Although weed can definitely highlight what’s weird about your surrounding or amplify already-comedic situations, it can’t instill a fully-developed sense of humor. Doug Benson’s comedy career revolves almost entirely around his love of cannabis. Benson created the 2008 documentary Super High Me, a druggy take on Morgan Spurlock’s McDonald’s exposé Super Size Me, in which Benson smokes weed in huge quantities every day for a month. Like a trippy version of Mike Nichols and Elaine May, collaborators Kate Berlant and John Early showcase a weird brand of character-based comedy in seemingly improvised skits like Family Dinner and Reunion. Berlant and Early’s deadpan comedy is deeply rooted in the same pseudo-intellectual and fame-obsessed millennial culture that it satirizes, making for an especially meta comedy experience.
Each of the two wrote and starred in full episodes of the 2016 Netflix original comedy The Characters – Early’s episode totally nails some cringe-worthy identities like a self-absorbed yuppie party host and a sassy but depressed Christian comedienne. Dave Chappelle staked a claim to stoner fandom early on in his career, having written, produced, and starred in the 1998 cannabis classic Half Baked. Chappelle briefly bowed out of the spotlight after Chappelle’s Show was canceled in 2006 and now lives a low-key life with his family in suburban Ohio. A recent GQ interview with Chappelle yields some other great nuggets: he may have bought weed from Idris Elba back in the day, and once requested permission to smoke weed onstage from crack-smoking Toronto mayor Rob Ford. Jason Segel doesn’t just play a cannabis enthusiast on TV.
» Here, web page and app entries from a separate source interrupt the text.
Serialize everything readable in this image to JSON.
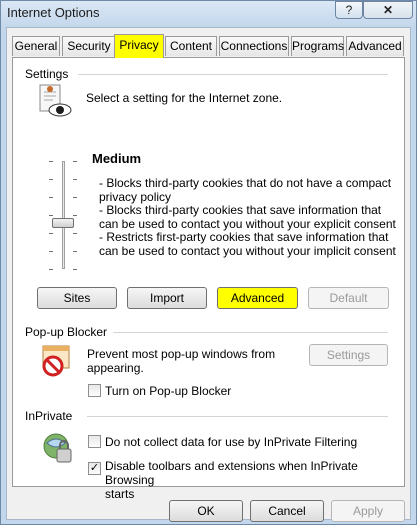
{
  "window": {
    "title": "Internet Options",
    "help_glyph": "?",
    "close_glyph": "✕"
  },
  "tabs": [
    {
      "label": "General"
    },
    {
      "label": "Security"
    },
    {
      "label": "Privacy"
    },
    {
      "label": "Content"
    },
    {
      "label": "Connections"
    },
    {
      "label": "Programs"
    },
    {
      "label": "Advanced"
    }
  ],
  "settings": {
    "group_label": "Settings",
    "intro": "Select a setting for the Internet zone.",
    "level": "Medium",
    "description_lines": [
      "- Blocks third-party cookies that do not have a compact",
      "privacy policy",
      "- Blocks third-party cookies that save information that",
      "can be used to contact you without your explicit consent",
      "- Restricts first-party cookies that save information that",
      "can be used to contact you without your implicit consent"
    ],
    "buttons": {
      "sites": "Sites",
      "import": "Import",
      "advanced": "Advanced",
      "default": "Default"
    }
  },
  "popup": {
    "group_label": "Pop-up Blocker",
    "desc_lines": [
      "Prevent most pop-up windows from",
      "appearing."
    ],
    "settings_button": "Settings",
    "checkbox_label": "Turn on Pop-up Blocker",
    "checked": false
  },
  "inprivate": {
    "group_label": "InPrivate",
    "option1_label": "Do not collect data for use by InPrivate Filtering",
    "option1_checked": false,
    "option2_lines": [
      "Disable toolbars and extensions when InPrivate Browsing",
      "starts"
    ],
    "option2_checked": true,
    "check_glyph": "✓"
  },
  "footer": {
    "ok": "OK",
    "cancel": "Cancel",
    "apply": "Apply"
  },
  "colors": {
    "highlight": "#ffff00",
    "window_frame": "#c3d7ec"
  }
}
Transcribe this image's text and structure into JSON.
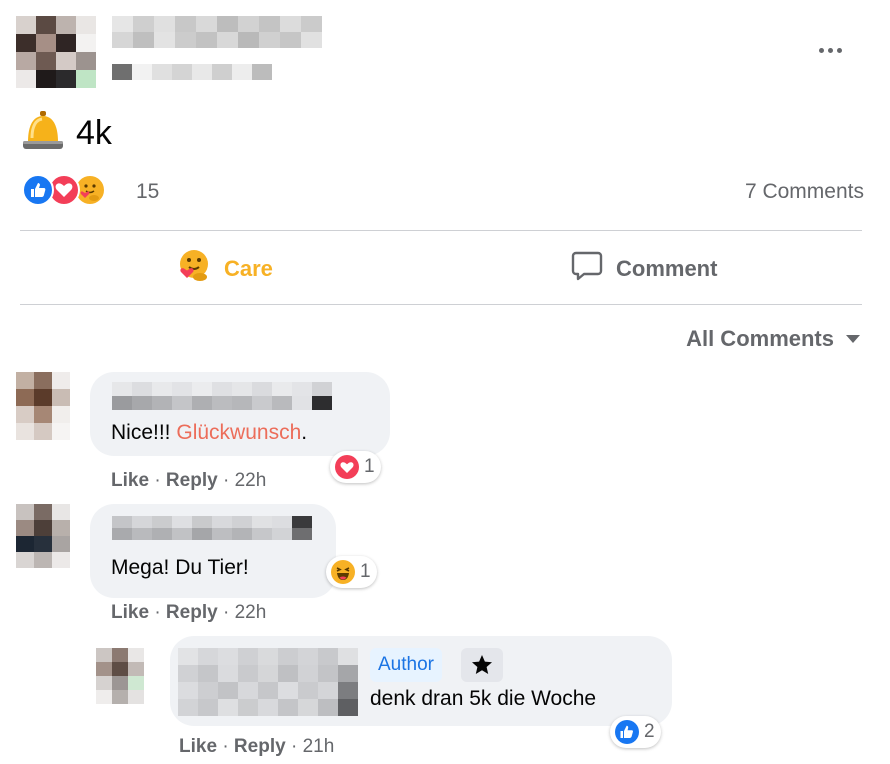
{
  "post": {
    "text": "4k",
    "bell_icon": "bell-icon",
    "reaction_count": "15",
    "comments_count": "7 Comments",
    "reactions": [
      "like",
      "love",
      "care"
    ]
  },
  "actions": {
    "care_label": "Care",
    "comment_label": "Comment"
  },
  "sort": {
    "label": "All Comments"
  },
  "comments": [
    {
      "text_prefix": "Nice!!! ",
      "mention": "Glückwunsch",
      "text_suffix": ".",
      "like_label": "Like",
      "reply_label": "Reply",
      "sep": "·",
      "time": "22h",
      "reaction": "love",
      "reaction_count": "1"
    },
    {
      "text": "Mega! Du Tier!",
      "like_label": "Like",
      "reply_label": "Reply",
      "sep": "·",
      "time": "22h",
      "reaction": "haha",
      "reaction_count": "1"
    },
    {
      "badge": "Author",
      "text": "denk dran 5k die Woche",
      "like_label": "Like",
      "reply_label": "Reply",
      "sep": "·",
      "time": "21h",
      "reaction": "like",
      "reaction_count": "2"
    }
  ],
  "colors": {
    "care": "#f7b125",
    "like": "#1877f2",
    "love": "#f33e58",
    "mention": "#ec6d5a",
    "author_badge_bg": "#e7f3ff",
    "author_badge_text": "#1b74e4",
    "bubble": "#f0f2f5",
    "muted": "#65676b"
  }
}
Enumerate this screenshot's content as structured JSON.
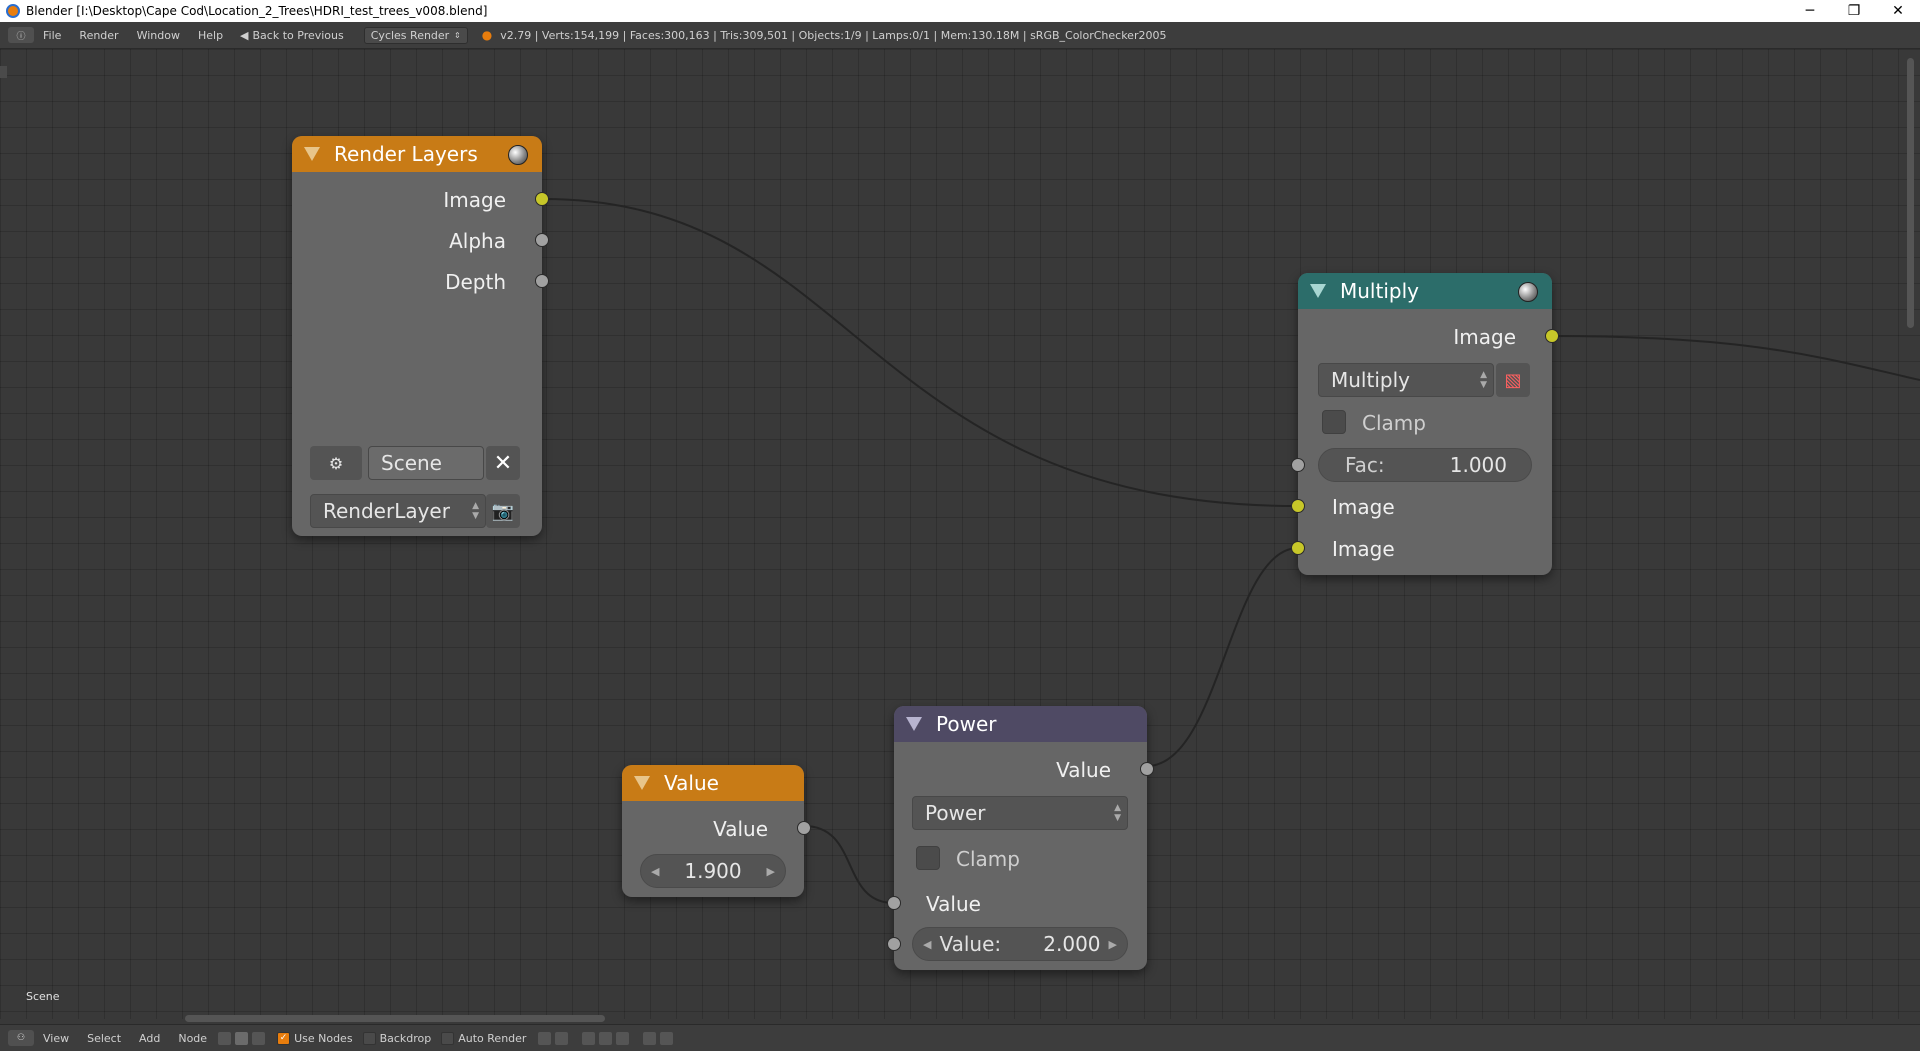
{
  "window": {
    "title": "Blender [I:\\Desktop\\Cape Cod\\Location_2_Trees\\HDRI_test_trees_v008.blend]",
    "minimize": "─",
    "restore": "❐",
    "close": "✕"
  },
  "infobar": {
    "menus": [
      "File",
      "Render",
      "Window",
      "Help"
    ],
    "back_label": "Back to Previous",
    "render_engine": "Cycles Render",
    "stats": "v2.79 | Verts:154,199 | Faces:300,163 | Tris:309,501 | Objects:1/9 | Lamps:0/1 | Mem:130.18M | sRGB_ColorChecker2005"
  },
  "editor": {
    "scene_label": "Scene"
  },
  "nodes": {
    "render_layers": {
      "title": "Render Layers",
      "outputs": [
        "Image",
        "Alpha",
        "Depth"
      ],
      "scene": "Scene",
      "layer": "RenderLayer"
    },
    "multiply": {
      "title": "Multiply",
      "output": "Image",
      "blend_type": "Multiply",
      "clamp_label": "Clamp",
      "fac_label": "Fac:",
      "fac_value": "1.000",
      "inputs": [
        "Image",
        "Image"
      ]
    },
    "value": {
      "title": "Value",
      "output": "Value",
      "value": "1.900"
    },
    "power": {
      "title": "Power",
      "output": "Value",
      "operation": "Power",
      "clamp_label": "Clamp",
      "input1": "Value",
      "input2_label": "Value:",
      "input2_value": "2.000"
    }
  },
  "bottombar": {
    "menus": [
      "View",
      "Select",
      "Add",
      "Node"
    ],
    "use_nodes": "Use Nodes",
    "backdrop": "Backdrop",
    "auto_render": "Auto Render"
  },
  "colors": {
    "input_header": "#c87b16",
    "color_header": "#2c6d6a",
    "converter_header": "#4f4a64",
    "socket_color": "#c7c729",
    "socket_value": "#a1a1a1"
  }
}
He’s well known for his love of weed, and has made a name for himself as a leading man in comedies like Forgetting Sarah Marshall and Jeff, Who Lives At Home, blending bumbling antics with undeniable sincerity. George Carlin is one of the first and arguably best full-fledged observational comedians. Carlin’s countercultural humor was at least partially fueled by cannabis: in a retrospective interview with Jon Stewart, he claimed to.